The ability to judge where the start line is as you approach it at 40 knots is not something that troubles most racing sailors. But for SailGP crews the information is crucial. The new B&G Zeus3S Glass Helm displays that are now mounted in the lower sections of each boat’s solid wing sail help the crews to avoid jumping the gun.
The B&G screen technology that that the F50s are now fitted with has seen a big improvement in the display of data that is served up to the crews and it also provides an indication of what might lie in store for more mainstream racing in the future.
The 24-inch screens can be configured to display a range of real-time data from performance information such as boatspeed and heading to windspeed and direction as well as more complex functions such as lay lines and speed to burn calculations. This is the crews’ main instrument display aboard the cats.
The fleet has had this arrangement from the off, but the 2021 season saw the boats receive a big upgrade with screens supplied by B&G. ‘The new system that we have supplied is based on our Zeus3S 24-inch Glass Helm displays that you might typically see at a superyacht helm station,’ explains B&G Product Director Matt Eeles.
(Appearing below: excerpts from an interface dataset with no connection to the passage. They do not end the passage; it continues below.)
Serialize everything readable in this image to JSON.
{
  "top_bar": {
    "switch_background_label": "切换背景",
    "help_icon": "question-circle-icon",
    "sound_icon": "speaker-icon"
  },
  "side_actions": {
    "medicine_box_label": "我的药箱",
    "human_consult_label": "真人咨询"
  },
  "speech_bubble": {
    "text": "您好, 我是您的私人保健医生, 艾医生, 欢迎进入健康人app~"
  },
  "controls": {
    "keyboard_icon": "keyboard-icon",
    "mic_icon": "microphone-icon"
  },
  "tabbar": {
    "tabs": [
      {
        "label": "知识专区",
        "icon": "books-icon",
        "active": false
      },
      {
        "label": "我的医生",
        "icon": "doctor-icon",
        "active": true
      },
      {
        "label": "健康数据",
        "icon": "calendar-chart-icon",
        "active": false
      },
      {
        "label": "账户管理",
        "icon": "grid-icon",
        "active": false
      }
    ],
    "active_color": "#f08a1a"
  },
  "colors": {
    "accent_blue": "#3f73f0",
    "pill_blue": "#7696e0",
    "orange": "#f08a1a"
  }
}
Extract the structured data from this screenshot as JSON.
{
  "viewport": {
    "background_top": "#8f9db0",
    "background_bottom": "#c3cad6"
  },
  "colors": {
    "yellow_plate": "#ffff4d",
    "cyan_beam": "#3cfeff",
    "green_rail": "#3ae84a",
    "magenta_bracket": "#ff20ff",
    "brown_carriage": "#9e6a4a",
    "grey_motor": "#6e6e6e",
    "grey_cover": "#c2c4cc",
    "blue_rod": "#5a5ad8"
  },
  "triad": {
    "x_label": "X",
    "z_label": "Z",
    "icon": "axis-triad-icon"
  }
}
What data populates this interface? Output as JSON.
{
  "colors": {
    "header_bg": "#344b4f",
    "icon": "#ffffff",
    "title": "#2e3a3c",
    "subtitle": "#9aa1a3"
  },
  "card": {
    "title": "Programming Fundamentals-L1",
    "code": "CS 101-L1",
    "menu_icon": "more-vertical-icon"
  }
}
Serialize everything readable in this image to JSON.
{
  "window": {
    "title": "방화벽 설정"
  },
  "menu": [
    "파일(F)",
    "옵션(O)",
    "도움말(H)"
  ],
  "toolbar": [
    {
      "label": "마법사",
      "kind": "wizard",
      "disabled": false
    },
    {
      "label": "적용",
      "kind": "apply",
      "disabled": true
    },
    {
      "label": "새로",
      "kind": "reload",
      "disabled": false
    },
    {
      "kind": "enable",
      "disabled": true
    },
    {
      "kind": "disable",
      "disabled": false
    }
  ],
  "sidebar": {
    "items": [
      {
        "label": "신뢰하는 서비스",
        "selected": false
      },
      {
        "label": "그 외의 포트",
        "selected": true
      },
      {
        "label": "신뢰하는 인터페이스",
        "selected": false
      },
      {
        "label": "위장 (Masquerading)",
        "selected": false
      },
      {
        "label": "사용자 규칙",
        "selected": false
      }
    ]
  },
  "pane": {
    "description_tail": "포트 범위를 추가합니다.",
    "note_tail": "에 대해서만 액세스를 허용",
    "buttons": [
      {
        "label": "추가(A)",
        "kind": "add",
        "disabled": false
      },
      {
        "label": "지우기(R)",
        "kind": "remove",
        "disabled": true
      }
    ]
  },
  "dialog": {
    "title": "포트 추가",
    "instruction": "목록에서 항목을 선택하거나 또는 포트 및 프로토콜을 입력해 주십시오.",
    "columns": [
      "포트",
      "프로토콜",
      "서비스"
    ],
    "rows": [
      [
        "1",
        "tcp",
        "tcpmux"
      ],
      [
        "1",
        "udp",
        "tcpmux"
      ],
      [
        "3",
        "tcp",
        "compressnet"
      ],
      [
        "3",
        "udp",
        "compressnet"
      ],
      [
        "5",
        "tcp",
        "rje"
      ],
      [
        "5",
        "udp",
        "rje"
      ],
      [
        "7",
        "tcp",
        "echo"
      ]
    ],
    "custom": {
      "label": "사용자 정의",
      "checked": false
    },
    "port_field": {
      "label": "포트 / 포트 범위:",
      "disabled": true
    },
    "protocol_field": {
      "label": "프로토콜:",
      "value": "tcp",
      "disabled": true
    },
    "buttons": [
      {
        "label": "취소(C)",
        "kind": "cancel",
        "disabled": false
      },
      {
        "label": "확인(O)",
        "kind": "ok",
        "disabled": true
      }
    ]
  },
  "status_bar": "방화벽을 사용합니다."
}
‘These units use IPS [In Plane Switching] screens which make them ideal for this environment as they are low power, daylight viewable displays that can be seen from a wide range of viewing angles as well as through polarised glasses.’ But these are more than simply displays.
‘They have their own PC processors inside them which means that they can be used to carry out a range of other functions including receiving the course data that is sent out from the race committee,’ Eeles continues.
‘The processors are the new iMX 8 units which means that they can deliver twice the response rate as the previous models which makes them even better at displaying graphics. ‘So, be it charts, lay lines and the wide range of data that you’d expect to see at a modern glass screen helm station, all of it an be represented aboard the F50s if required which makes for a very versatile instrumentation system.’
As well as providing good information for the crews in the heat of battle, such sophisticated displays also make it much easier for the race organisation, be it the race committee or the umpires and marshals, to communicate with the fleet.
‘All of the course information is transmitted wirelessly to the teams and is displayed on these screens,” Eeles says.
‘It’s a system that has already proved its worth aboard the race management fleet which makes you think about the future for more mainstream regattas where race committees could send out data to the fleet in a similar fashion. Using a wireless connection between a mobile phone and the display, race committees could distribute courses and amendments much more effectively without having to broadcast over VHF.’
Given the connectivity aboard even the simplest and smallest of boats where mobile phones are common, it is certainly food for thought for the future. In addition to the displays, B&G has also supplied the fleet of F50s with a second wind sensor mounted on the top of the wing. ‘Until now the boats have had just one wind sensor mounted under the bowsprit,’ says Eeles.
‘The trouble is that mounting a wind sensor so low and close to the water’s surface in relation to the height of the wing makes it difficult to get meaningful wind data at times. Now, with a WS700 unit mounted at the top of the wing their wind data is much more accurate.’
‘What’s interesting about these units is that originally we were looking into whether we needed to refine the WS series units that have been the backbone of our wind instrumentation system. Having studied the mechanisms in detail we discovered that there was no reason to change the design or construction of the units as their reliability and accuracy remains very high.’
So while most of us won’t be charging into the start line at 40 knots in the future and while F50 cats may be a long way from the boats the bulk of the racing world sails, some of the technology within them is heading our way while we continue to share common technology in our anemometers. In that respect at least, the wild 50ft cats are not so different after all.